DIRECTIONS FOR THIS TASK - With the string "Skriv" as the filter, copy each matching line from the records.

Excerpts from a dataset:
══════

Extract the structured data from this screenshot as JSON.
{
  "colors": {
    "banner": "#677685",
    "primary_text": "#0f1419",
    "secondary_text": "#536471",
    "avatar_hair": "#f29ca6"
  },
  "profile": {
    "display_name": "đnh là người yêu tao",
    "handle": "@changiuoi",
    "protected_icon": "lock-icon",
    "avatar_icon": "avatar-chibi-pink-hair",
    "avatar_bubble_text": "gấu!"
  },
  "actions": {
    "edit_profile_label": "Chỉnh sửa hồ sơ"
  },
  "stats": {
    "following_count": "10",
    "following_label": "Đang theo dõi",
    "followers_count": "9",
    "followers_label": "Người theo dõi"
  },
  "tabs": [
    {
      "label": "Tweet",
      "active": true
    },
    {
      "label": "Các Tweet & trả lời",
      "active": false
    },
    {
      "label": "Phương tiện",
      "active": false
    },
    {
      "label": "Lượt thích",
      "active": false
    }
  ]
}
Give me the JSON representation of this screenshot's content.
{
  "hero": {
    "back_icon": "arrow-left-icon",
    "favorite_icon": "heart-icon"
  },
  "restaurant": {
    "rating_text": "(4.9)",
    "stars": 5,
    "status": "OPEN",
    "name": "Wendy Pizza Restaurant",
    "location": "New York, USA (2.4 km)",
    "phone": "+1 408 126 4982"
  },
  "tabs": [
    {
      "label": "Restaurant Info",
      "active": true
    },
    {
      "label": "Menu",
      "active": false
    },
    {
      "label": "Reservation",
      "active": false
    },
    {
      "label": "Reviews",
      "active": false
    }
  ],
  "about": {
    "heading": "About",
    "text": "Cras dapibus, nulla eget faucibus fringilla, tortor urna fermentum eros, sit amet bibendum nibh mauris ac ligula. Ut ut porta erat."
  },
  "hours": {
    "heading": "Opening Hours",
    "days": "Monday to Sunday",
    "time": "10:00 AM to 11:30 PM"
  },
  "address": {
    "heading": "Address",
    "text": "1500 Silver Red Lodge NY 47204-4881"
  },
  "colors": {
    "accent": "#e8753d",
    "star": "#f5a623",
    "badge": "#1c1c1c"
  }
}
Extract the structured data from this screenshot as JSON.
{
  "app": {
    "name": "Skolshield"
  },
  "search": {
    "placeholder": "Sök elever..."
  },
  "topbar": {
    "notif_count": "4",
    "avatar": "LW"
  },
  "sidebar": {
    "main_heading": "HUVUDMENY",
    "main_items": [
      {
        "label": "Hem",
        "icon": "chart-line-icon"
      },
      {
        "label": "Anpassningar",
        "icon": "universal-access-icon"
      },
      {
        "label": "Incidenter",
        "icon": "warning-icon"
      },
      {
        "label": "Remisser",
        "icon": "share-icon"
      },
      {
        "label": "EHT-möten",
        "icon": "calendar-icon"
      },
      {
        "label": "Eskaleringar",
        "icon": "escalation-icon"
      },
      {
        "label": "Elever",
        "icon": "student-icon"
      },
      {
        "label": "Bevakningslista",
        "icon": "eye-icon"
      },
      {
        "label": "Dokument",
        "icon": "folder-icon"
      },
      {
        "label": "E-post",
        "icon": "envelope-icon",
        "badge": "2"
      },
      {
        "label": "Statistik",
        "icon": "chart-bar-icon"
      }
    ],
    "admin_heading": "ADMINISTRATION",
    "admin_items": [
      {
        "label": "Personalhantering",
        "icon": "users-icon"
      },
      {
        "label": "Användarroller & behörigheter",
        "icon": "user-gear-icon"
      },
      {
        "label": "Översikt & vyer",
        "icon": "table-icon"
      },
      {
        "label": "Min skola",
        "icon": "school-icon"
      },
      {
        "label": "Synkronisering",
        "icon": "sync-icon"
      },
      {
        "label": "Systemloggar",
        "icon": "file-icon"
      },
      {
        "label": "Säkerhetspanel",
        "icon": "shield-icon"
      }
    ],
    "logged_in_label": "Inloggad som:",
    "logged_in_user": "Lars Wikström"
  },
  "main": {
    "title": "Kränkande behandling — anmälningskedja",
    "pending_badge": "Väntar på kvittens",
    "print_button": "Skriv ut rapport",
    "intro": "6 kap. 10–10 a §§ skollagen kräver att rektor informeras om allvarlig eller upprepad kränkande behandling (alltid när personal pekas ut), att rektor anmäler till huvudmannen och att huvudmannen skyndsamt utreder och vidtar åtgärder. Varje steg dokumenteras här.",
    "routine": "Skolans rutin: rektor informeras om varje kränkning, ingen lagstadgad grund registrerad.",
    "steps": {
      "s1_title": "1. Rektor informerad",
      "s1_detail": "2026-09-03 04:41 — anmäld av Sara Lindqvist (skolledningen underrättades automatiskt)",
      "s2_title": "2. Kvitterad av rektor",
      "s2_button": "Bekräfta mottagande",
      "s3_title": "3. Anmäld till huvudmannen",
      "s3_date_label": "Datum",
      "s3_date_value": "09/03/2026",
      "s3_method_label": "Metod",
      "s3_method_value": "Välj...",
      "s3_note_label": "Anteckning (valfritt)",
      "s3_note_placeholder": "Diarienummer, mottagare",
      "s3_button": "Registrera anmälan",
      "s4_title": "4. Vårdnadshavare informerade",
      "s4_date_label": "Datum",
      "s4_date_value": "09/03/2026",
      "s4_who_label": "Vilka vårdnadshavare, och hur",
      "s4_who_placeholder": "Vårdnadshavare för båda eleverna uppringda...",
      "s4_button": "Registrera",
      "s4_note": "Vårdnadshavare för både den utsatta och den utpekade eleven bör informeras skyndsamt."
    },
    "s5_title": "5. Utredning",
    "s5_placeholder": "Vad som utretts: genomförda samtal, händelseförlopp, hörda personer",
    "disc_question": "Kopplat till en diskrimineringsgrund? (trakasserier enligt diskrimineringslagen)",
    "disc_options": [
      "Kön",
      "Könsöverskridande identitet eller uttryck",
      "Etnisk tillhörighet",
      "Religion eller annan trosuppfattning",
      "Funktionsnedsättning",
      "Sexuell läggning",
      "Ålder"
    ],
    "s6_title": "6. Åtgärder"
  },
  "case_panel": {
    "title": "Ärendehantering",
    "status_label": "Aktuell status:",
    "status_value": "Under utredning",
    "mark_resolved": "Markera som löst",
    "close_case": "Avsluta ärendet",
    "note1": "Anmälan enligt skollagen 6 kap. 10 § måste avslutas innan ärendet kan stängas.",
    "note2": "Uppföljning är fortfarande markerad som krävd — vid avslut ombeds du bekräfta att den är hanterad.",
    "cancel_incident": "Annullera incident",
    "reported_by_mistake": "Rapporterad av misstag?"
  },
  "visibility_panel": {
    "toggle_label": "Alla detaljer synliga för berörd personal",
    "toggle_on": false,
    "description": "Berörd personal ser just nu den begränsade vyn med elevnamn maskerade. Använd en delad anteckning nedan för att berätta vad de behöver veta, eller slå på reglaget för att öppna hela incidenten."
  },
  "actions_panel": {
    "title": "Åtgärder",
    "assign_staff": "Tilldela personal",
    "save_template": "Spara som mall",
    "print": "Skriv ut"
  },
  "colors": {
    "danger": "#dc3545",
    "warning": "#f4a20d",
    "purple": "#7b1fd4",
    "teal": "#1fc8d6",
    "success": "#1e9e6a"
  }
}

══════

TASK RESPONSE -
    "print_button": "Skriv ut rapport",
    "print": "Skriv ut"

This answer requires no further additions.